=== Begin Enclosure ===

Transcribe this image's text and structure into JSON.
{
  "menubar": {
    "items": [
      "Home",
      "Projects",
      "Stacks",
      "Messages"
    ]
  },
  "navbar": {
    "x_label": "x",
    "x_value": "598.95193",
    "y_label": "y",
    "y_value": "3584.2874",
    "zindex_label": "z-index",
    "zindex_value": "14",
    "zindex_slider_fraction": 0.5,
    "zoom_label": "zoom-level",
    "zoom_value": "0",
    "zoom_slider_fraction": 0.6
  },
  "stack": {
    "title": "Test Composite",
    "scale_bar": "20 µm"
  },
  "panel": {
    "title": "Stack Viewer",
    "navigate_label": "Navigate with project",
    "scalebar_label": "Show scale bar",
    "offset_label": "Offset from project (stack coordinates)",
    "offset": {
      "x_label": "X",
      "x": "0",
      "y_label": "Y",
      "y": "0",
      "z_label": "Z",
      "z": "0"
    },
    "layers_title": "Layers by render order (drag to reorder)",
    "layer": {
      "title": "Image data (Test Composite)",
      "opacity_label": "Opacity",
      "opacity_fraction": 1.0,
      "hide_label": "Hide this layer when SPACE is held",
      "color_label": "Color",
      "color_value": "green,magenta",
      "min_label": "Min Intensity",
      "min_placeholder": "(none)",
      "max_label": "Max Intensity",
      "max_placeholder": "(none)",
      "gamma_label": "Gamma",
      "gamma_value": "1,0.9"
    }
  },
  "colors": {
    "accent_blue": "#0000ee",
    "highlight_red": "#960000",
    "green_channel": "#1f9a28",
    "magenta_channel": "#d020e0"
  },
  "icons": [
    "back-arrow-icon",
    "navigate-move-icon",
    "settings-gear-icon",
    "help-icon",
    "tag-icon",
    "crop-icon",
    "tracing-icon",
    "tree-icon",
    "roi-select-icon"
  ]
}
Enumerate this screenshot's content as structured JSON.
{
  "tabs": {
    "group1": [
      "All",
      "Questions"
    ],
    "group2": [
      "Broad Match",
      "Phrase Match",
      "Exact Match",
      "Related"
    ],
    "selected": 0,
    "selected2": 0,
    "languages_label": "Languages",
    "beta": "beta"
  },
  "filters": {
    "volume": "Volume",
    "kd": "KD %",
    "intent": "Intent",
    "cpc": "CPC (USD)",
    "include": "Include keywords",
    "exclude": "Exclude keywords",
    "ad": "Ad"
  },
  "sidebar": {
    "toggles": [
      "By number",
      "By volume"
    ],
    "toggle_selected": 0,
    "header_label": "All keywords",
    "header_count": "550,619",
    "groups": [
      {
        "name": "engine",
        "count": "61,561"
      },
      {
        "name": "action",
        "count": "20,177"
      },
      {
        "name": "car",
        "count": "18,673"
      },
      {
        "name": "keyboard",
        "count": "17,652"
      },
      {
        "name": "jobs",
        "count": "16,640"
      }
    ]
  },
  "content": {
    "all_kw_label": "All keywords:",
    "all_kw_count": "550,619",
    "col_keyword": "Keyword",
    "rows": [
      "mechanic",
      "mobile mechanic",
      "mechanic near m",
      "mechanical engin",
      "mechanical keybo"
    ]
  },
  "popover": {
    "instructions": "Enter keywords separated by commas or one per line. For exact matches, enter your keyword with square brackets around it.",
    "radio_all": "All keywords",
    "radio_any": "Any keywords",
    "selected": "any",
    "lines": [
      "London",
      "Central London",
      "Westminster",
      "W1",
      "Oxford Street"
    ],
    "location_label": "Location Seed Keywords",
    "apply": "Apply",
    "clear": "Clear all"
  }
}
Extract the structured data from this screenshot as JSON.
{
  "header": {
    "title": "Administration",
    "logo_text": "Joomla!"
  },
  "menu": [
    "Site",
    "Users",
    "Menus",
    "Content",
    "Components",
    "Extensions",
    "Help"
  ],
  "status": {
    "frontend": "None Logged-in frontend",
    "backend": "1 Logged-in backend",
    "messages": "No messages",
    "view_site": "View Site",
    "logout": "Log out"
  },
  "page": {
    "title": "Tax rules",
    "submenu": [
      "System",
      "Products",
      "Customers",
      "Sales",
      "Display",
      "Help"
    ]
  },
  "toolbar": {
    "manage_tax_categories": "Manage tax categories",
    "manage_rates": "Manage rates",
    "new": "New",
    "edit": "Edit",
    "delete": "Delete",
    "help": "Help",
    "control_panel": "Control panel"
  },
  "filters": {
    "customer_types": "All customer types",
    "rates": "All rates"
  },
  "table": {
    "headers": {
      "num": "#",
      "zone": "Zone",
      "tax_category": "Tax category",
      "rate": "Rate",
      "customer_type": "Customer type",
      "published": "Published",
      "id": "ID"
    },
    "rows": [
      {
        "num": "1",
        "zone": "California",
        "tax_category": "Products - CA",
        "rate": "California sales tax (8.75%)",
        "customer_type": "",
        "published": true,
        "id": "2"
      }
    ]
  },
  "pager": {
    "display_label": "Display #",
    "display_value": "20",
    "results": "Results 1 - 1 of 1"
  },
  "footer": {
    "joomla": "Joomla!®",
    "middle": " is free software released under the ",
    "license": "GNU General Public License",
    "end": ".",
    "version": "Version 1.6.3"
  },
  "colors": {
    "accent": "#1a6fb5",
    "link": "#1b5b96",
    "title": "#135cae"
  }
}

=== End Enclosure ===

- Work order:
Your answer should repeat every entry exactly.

- Response area:
Transcribe this image's text and structure into JSON.
{
  "menubar": {
    "items": [
      "Home",
      "Projects",
      "Stacks",
      "Messages"
    ]
  },
  "navbar": {
    "x_label": "x",
    "x_value": "598.95193",
    "y_label": "y",
    "y_value": "3584.2874",
    "zindex_label": "z-index",
    "zindex_value": "14",
    "zindex_slider_fraction": 0.5,
    "zoom_label": "zoom-level",
    "zoom_value": "0",
    "zoom_slider_fraction": 0.6
  },
  "stack": {
    "title": "Test Composite",
    "scale_bar": "20 µm"
  },
  "panel": {
    "title": "Stack Viewer",
    "navigate_label": "Navigate with project",
    "scalebar_label": "Show scale bar",
    "offset_label": "Offset from project (stack coordinates)",
    "offset": {
      "x_label": "X",
      "x": "0",
      "y_label": "Y",
      "y": "0",
      "z_label": "Z",
      "z": "0"
    },
    "layers_title": "Layers by render order (drag to reorder)",
    "layer": {
      "title": "Image data (Test Composite)",
      "opacity_label": "Opacity",
      "opacity_fraction": 1.0,
      "hide_label": "Hide this layer when SPACE is held",
      "color_label": "Color",
      "color_value": "green,magenta",
      "min_label": "Min Intensity",
      "min_placeholder": "(none)",
      "max_label": "Max Intensity",
      "max_placeholder": "(none)",
      "gamma_label": "Gamma",
      "gamma_value": "1,0.9"
    }
  },
  "colors": {
    "accent_blue": "#0000ee",
    "highlight_red": "#960000",
    "green_channel": "#1f9a28",
    "magenta_channel": "#d020e0"
  },
  "icons": [
    "back-arrow-icon",
    "navigate-move-icon",
    "settings-gear-icon",
    "help-icon",
    "tag-icon",
    "crop-icon",
    "tracing-icon",
    "tree-icon",
    "roi-select-icon"
  ]
}
Enumerate this screenshot's content as structured JSON.
{
  "tabs": {
    "group1": [
      "All",
      "Questions"
    ],
    "group2": [
      "Broad Match",
      "Phrase Match",
      "Exact Match",
      "Related"
    ],
    "selected": 0,
    "selected2": 0,
    "languages_label": "Languages",
    "beta": "beta"
  },
  "filters": {
    "volume": "Volume",
    "kd": "KD %",
    "intent": "Intent",
    "cpc": "CPC (USD)",
    "include": "Include keywords",
    "exclude": "Exclude keywords",
    "ad": "Ad"
  },
  "sidebar": {
    "toggles": [
      "By number",
      "By volume"
    ],
    "toggle_selected": 0,
    "header_label": "All keywords",
    "header_count": "550,619",
    "groups": [
      {
        "name": "engine",
        "count": "61,561"
      },
      {
        "name": "action",
        "count": "20,177"
      },
      {
        "name": "car",
        "count": "18,673"
      },
      {
        "name": "keyboard",
        "count": "17,652"
      },
      {
        "name": "jobs",
        "count": "16,640"
      }
    ]
  },
  "content": {
    "all_kw_label": "All keywords:",
    "all_kw_count": "550,619",
    "col_keyword": "Keyword",
    "rows": [
      "mechanic",
      "mobile mechanic",
      "mechanic near m",
      "mechanical engin",
      "mechanical keybo"
    ]
  },
  "popover": {
    "instructions": "Enter keywords separated by commas or one per line. For exact matches, enter your keyword with square brackets around it.",
    "radio_all": "All keywords",
    "radio_any": "Any keywords",
    "selected": "any",
    "lines": [
      "London",
      "Central London",
      "Westminster",
      "W1",
      "Oxford Street"
    ],
    "location_label": "Location Seed Keywords",
    "apply": "Apply",
    "clear": "Clear all"
  }
}
Extract the structured data from this screenshot as JSON.
{
  "header": {
    "title": "Administration",
    "logo_text": "Joomla!"
  },
  "menu": [
    "Site",
    "Users",
    "Menus",
    "Content",
    "Components",
    "Extensions",
    "Help"
  ],
  "status": {
    "frontend": "None Logged-in frontend",
    "backend": "1 Logged-in backend",
    "messages": "No messages",
    "view_site": "View Site",
    "logout": "Log out"
  },
  "page": {
    "title": "Tax rules",
    "submenu": [
      "System",
      "Products",
      "Customers",
      "Sales",
      "Display",
      "Help"
    ]
  },
  "toolbar": {
    "manage_tax_categories": "Manage tax categories",
    "manage_rates": "Manage rates",
    "new": "New",
    "edit": "Edit",
    "delete": "Delete",
    "help": "Help",
    "control_panel": "Control panel"
  },
  "filters": {
    "customer_types": "All customer types",
    "rates": "All rates"
  },
  "table": {
    "headers": {
      "num": "#",
      "zone": "Zone",
      "tax_category": "Tax category",
      "rate": "Rate",
      "customer_type": "Customer type",
      "published": "Published",
      "id": "ID"
    },
    "rows": [
      {
        "num": "1",
        "zone": "California",
        "tax_category": "Products - CA",
        "rate": "California sales tax (8.75%)",
        "customer_type": "",
        "published": true,
        "id": "2"
      }
    ]
  },
  "pager": {
    "display_label": "Display #",
    "display_value": "20",
    "results": "Results 1 - 1 of 1"
  },
  "footer": {
    "joomla": "Joomla!®",
    "middle": " is free software released under the ",
    "license": "GNU General Public License",
    "end": ".",
    "version": "Version 1.6.3"
  },
  "colors": {
    "accent": "#1a6fb5",
    "link": "#1b5b96",
    "title": "#135cae"
  }
}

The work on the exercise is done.